▶ **PROMPT**: Each line of the records below that includes "localhost" adds one to the count; state the final count by itself.

▶ **DATA PROVIDED**:

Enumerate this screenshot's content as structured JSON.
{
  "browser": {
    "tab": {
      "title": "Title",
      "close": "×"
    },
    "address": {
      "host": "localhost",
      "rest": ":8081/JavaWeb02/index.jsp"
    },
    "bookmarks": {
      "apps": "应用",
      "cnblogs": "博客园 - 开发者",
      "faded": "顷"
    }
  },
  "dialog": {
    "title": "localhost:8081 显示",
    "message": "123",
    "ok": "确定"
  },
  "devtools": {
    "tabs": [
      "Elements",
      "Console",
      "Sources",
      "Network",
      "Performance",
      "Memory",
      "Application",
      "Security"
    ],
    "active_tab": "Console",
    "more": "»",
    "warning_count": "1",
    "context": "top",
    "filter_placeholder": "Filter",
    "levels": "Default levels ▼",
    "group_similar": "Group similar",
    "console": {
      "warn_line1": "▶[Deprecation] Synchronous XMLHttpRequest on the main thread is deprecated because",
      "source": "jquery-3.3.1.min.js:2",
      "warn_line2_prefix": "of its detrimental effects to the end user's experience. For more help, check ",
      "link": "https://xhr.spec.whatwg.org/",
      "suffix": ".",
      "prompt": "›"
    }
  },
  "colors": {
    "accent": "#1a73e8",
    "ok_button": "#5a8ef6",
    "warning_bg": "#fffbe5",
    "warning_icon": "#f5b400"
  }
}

▶ **RESULT OF THE EXERCISE**: 2